Art these days really can be interpreted in many many different ways, you can see this in the art galleries around the world and on the streets with all the graffiti that either looks, to some of us, like scribble, and then there is the graffiti that really has got a lot of detail in it and so it looks great. But have you ever come across a sculpture or a piece of art that just doesn’t look right?
I’ve come across three that just make me turn my head side ways and think ‘What were they thinking!?’
Hail to the Syringe – Enema Monument, Zheleznovodsk, Russia
The trusty syringe, unfortunately this isn’t the syringe we all think it is, if you know your medical instruments, or just looked up the word ‘Enema’ you would have pretty good idea of just what kind of syringe this is.
In Zheleznovodsk, Russia they thought to do a little tribute to this piece of medical equipment in the form of a bronze sculpture of three angels carrying a 360kg syringe bulb.
At the unveiling of this monument there was a banner strung up with the lovely message of ‘Let’s beat constipation and sloppiness with enemas.’
An Ogre – Kindlifresserbrunnen, Bern, Switzerland
Very well known sculptures, especially on postcards are these 11 decorative fountains which date back from the 16th century, all of different folklore characters and historic figures. They say the most famous of them all is in Kornhausplatz: The Kindlifresserbrunnen or Ogre Fountain.
Depicting an Ogre in historic clothing, with two children in a basket, one under his arm and another head first in his mouth! If you have misbehaving children then this might just be the place to take them.
Bit of This and That – Memento Park, Budapest, Hungary
Some countries are so very proud of their leaders, current or past that they erect statues or monuments in their honor. Memento Park in Budapest, Hungary is no different except for maybe having the widest variety of these statues, including ones from the scrapheap.

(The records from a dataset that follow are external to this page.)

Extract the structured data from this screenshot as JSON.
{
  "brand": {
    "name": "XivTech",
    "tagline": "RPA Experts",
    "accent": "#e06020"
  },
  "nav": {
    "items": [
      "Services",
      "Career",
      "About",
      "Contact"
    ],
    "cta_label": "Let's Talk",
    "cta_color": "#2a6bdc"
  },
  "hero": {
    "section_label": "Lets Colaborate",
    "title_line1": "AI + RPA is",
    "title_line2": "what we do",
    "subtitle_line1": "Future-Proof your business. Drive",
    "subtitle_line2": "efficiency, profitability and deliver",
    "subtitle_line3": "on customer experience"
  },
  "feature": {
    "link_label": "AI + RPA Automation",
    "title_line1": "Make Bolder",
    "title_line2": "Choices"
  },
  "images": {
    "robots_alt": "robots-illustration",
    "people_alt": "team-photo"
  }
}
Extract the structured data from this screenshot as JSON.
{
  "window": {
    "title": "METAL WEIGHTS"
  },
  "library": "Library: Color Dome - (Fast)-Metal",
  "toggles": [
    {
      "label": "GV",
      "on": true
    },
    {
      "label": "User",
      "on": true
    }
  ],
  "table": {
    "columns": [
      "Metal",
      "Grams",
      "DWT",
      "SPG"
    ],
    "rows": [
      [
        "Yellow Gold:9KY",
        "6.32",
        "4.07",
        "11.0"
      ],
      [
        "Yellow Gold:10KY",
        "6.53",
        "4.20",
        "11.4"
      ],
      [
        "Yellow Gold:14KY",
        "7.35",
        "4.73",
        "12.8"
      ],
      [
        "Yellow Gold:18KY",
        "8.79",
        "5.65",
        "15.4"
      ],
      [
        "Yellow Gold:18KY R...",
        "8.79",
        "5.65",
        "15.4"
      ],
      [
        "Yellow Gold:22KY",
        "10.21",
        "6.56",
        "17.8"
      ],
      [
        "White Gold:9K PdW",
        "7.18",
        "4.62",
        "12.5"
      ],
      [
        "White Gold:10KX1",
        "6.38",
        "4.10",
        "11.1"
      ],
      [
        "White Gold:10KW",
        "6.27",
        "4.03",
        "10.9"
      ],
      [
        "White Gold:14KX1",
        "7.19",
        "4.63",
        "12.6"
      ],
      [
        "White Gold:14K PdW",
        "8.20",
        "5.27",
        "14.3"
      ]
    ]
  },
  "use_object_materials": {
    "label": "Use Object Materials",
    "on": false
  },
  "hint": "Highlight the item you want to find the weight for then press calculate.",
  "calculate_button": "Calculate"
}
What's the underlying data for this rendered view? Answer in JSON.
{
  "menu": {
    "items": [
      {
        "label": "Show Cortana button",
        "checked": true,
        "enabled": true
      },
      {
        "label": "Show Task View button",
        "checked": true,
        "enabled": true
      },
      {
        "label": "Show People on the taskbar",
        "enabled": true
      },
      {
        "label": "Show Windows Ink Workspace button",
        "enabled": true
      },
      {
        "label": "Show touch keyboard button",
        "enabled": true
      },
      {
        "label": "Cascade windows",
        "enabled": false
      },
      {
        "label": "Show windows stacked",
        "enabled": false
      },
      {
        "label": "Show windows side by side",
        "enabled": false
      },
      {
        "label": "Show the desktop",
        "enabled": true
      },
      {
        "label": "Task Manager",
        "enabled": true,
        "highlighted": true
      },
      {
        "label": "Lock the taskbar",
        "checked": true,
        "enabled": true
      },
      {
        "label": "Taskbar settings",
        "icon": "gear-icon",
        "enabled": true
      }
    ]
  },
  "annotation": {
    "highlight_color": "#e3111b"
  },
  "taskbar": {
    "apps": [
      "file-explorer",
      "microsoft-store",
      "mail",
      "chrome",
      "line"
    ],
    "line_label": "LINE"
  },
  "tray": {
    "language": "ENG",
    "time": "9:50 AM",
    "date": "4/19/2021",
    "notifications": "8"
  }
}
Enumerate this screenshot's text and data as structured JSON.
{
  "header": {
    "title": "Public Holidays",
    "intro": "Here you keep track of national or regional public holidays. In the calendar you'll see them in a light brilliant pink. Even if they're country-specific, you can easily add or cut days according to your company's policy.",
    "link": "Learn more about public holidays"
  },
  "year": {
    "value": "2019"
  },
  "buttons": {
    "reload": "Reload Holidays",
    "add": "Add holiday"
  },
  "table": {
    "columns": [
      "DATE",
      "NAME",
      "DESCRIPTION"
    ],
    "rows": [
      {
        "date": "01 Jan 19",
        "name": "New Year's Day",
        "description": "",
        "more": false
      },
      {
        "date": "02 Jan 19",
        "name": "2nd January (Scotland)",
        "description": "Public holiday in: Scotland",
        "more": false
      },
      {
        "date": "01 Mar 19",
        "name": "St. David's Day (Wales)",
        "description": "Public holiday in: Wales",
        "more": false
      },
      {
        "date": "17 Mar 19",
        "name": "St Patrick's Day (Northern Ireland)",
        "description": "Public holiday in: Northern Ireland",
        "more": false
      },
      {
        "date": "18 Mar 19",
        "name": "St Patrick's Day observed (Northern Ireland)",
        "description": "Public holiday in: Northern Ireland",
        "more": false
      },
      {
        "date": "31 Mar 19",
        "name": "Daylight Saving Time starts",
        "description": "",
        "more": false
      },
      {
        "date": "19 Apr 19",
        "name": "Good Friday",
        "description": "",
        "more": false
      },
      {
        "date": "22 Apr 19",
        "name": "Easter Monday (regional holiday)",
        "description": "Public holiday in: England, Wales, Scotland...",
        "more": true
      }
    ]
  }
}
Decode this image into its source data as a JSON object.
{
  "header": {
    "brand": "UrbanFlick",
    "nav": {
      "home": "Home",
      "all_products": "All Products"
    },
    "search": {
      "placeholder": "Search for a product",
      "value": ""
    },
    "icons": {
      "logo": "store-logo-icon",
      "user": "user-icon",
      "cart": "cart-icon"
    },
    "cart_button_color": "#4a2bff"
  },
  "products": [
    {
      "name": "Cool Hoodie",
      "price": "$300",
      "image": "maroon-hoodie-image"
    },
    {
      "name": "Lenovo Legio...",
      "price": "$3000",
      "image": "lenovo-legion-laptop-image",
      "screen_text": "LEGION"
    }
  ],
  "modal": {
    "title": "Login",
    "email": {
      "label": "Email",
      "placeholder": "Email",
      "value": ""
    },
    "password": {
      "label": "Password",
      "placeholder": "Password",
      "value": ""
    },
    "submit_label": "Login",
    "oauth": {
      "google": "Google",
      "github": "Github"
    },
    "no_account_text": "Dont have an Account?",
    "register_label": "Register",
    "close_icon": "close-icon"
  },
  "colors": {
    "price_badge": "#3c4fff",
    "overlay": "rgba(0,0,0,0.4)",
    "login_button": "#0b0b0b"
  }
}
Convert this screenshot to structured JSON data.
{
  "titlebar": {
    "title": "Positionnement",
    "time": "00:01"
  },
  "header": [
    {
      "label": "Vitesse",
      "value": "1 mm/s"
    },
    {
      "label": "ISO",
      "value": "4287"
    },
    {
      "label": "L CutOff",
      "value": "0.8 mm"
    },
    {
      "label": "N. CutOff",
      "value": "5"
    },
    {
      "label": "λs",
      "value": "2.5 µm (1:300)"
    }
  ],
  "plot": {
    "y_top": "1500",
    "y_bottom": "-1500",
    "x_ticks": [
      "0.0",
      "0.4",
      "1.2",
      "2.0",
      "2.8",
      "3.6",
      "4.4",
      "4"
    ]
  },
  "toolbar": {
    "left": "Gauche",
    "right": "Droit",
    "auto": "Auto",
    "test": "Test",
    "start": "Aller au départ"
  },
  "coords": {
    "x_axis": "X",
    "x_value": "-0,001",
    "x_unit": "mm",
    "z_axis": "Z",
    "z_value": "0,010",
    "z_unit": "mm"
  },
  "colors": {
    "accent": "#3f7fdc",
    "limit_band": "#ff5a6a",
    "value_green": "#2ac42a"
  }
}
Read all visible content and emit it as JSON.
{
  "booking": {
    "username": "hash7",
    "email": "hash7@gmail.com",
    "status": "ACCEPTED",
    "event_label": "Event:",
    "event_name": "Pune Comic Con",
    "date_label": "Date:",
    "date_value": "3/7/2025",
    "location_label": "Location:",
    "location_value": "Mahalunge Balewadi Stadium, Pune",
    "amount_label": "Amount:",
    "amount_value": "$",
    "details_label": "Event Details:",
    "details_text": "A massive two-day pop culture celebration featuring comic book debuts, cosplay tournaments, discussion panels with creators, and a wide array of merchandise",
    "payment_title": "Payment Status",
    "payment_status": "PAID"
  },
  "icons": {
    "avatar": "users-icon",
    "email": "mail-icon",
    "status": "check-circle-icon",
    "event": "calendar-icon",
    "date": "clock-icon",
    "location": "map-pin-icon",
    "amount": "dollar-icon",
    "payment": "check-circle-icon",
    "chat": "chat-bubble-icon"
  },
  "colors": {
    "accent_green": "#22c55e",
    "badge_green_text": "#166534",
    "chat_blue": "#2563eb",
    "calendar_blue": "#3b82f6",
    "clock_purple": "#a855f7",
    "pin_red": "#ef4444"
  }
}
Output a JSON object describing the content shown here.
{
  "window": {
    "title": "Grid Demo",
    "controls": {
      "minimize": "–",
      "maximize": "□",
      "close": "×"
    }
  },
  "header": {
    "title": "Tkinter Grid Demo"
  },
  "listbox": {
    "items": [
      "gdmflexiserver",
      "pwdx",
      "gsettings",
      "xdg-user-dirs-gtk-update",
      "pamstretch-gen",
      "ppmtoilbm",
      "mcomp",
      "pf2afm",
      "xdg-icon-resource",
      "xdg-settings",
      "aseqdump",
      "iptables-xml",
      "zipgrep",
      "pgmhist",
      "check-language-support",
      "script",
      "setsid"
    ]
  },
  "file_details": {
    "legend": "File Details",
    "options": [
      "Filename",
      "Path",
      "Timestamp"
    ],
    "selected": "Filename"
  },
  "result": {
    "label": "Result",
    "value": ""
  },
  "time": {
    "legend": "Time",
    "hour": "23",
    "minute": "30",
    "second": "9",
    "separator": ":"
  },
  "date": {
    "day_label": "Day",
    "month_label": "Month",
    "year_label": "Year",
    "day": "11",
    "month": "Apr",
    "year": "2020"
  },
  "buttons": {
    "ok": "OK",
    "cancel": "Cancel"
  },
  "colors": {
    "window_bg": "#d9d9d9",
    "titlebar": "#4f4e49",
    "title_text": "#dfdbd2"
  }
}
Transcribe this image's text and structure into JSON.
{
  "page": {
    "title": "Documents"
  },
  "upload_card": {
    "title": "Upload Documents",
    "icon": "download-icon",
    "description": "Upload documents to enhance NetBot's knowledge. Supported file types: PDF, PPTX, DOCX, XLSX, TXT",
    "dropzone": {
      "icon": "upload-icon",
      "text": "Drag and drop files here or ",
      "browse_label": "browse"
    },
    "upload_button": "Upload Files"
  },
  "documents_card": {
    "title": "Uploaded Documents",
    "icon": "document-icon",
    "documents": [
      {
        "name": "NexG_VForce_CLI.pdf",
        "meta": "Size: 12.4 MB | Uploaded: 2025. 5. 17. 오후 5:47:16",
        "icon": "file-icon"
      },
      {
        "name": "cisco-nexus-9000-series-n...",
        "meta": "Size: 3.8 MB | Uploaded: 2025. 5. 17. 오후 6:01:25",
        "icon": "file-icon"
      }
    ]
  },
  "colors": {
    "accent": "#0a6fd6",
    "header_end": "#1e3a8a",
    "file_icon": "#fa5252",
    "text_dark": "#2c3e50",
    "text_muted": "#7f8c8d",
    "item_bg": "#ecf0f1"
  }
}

Lenin and Marx are the favourites for this park which hosts over 50 different statues, busts and plaques. The most recent relics being erected back in the late 1980’s, there are even replicated relics of Stalin’s boots, which incidentally, were all that was left after a crowd pulled his huge statue down in the 1956 uprising.